Only a handful of years ago, three Bison athletes were just like you. Quarterback Carson Wentz, women’s basketball player Holly Johnson and men’s basketball player AJ Jacobson were growing up in North Dakota and doing whatever they could do to stand out in their respected sport. Wentz was a multi-sport star at Century High School in Bismark, molding his athleticism while Johnson was taking every step necessary to become the next great college basketball player from Minot High School. Jacobson buried himself in his studies to prepare himself for life after basketball at Shanley High School while finding time to perfect his jump shot. Each athlete faced adversity before wearing the Bison jersey, but each of them are grateful for the journey they went through before becoming Bison.
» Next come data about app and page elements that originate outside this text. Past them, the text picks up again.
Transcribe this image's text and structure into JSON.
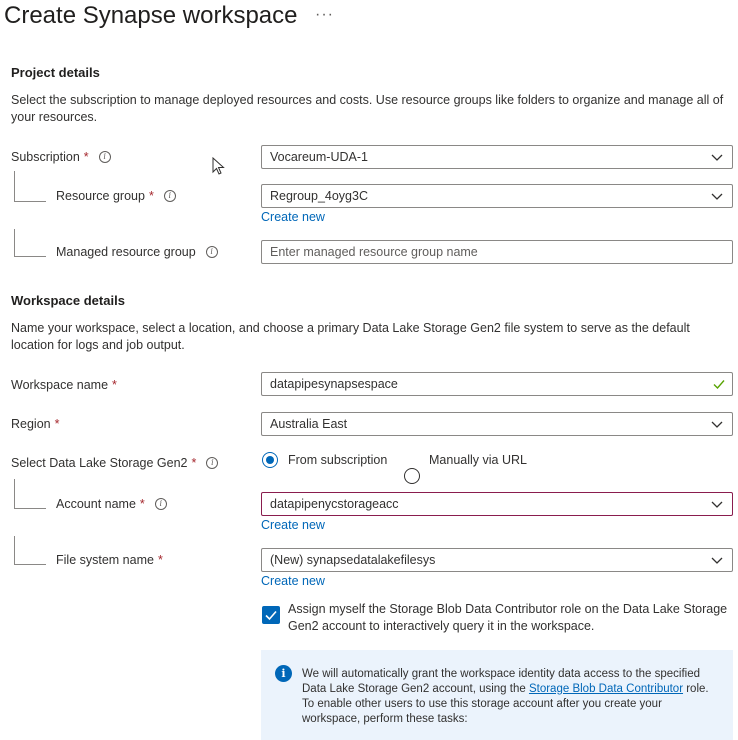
{
  "page": {
    "title": "Create Synapse workspace",
    "more_icon": "ellipsis-icon"
  },
  "project": {
    "heading": "Project details",
    "description": "Select the subscription to manage deployed resources and costs. Use resource groups like folders to organize and manage all of your resources.",
    "subscription": {
      "label": "Subscription",
      "value": "Vocareum-UDA-1"
    },
    "resource_group": {
      "label": "Resource group",
      "value": "Regroup_4oyg3C",
      "create_new": "Create new"
    },
    "managed_rg": {
      "label": "Managed resource group",
      "placeholder": "Enter managed resource group name"
    }
  },
  "workspace": {
    "heading": "Workspace details",
    "description": "Name your workspace, select a location, and choose a primary Data Lake Storage Gen2 file system to serve as the default location for logs and job output.",
    "name": {
      "label": "Workspace name",
      "value": "datapipesynapsespace"
    },
    "region": {
      "label": "Region",
      "value": "Australia East"
    },
    "datalake": {
      "label": "Select Data Lake Storage Gen2",
      "option1": "From subscription",
      "option2": "Manually via URL"
    },
    "account": {
      "label": "Account name",
      "value": "datapipenycstorageacc",
      "create_new": "Create new"
    },
    "filesystem": {
      "label": "File system name",
      "value": "(New) synapsedatalakefilesys",
      "create_new": "Create new"
    },
    "assign_role": "Assign myself the Storage Blob Data Contributor role on the Data Lake Storage Gen2 account to interactively query it in the workspace."
  },
  "info": {
    "text_before": "We will automatically grant the workspace identity data access to the specified Data Lake Storage Gen2 account, using the ",
    "link": "Storage Blob Data Contributor",
    "text_after": " role. To enable other users to use this storage account after you create your workspace, perform these tasks:"
  },
  "required_marker": "*",
  "colors": {
    "accent": "#0067b8",
    "required": "#a4262c",
    "focus_border": "#8a1d4e",
    "valid_check": "#57a300"
  }
}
Last year, Carson Wentz proved to be a formidable leader as he kept NDSU’s historic run of success alive. The junior quarterback broke three major passing records during his first season as the starting quarterback and led the Bison to a fourth straight FCS Championship in dramatic fashion. Now with national recognition in sight, Wentz is looking to leave the Bison program where he found it – at the top. The Bismarck native has come a long way before scoring the game-winning touchdown against Illinois State in Frisco, Texas. The competitiveness that drives him forward is a culmination of his baseball, basketball and hockey playing days.
Wentz can’t remember the last time he wasn’t playing a sport. He participated in football and baseball throughout high school and played basketball for three years, skipping his junior season to recover from an arm injury. What most people don’t know is Wentz was quite the hockey player. “My older brother (Zach Wentz) wanted to play hockey when we were youngsters so I naturally wanted to do it too,” Wentz said. He played up until high school and then joined the basketball team to be around his buddies.
Early in high school, Wentz thought he was going to follow the path of his older brother Zach and play baseball in college, but he said there were three factors that made him choose football. The first reason Wentz played football is because he hurt his arm his freshman year playing baseball and that ended his pitching career. He was constricted to playing first base and being the designated hitter, which took the fun out of the game. The next reason was the pace of baseball. Wentz admits he’s not the most patient guy. In football there’s always a next play. On that next play, Wentz can take out his frustration physically on an opponent, which is the final reason he chose football over baseball.
How Good Was Carson At Baseball?
“He’s just a phenomenal athlete, overall, height and strength. He could’ve played anywhere he wanted. We tried to get him to play shortstop, but he wanted to save his arm for quarterback, and, in fact, he didn’t even pitch for us because he had some arm problems. … So what could he have done? I thought it was a sport he was pretty good at too. Same with his brother, I think he would’ve done the same type of things and maybe even a little bit further.” – Mike “Gus” Gustavsson is the head baseball coach at Century High School and coached Wentz for three years.
Wentz injured his arm playing baseball his freshman season. The injury lingered as he continued to play through the pain his sophomore season. He was forced to stop playing shortstop and pitching in order to have any strength to throw a football. Wentz’s arm was so sore his junior season he didn’t play quarterback and lost an entire season of basketball.
What Should You Do?
It takes a special type of competitor to lead three fourth-quarter comebacks in the FCS playoffs. Wentz credits his undeniable competitor attribute to playing multiple sports in high school. “I didn’t just focus on one sport,” Wentz said of his high school experience. “Those moments of adversity within games and those close games, whether it was baseball, hockey, basketball or football, they all helped when times get tough. So now for football, I’ve faced a lot of those things and I’ve dealt with adversity.” Wentz said his advice for a young athlete was to do whatever makes you happy. If you enjoy playing football and basketball, play both, because if you prematurely quit to focus on one, you may regret that decision further down the road.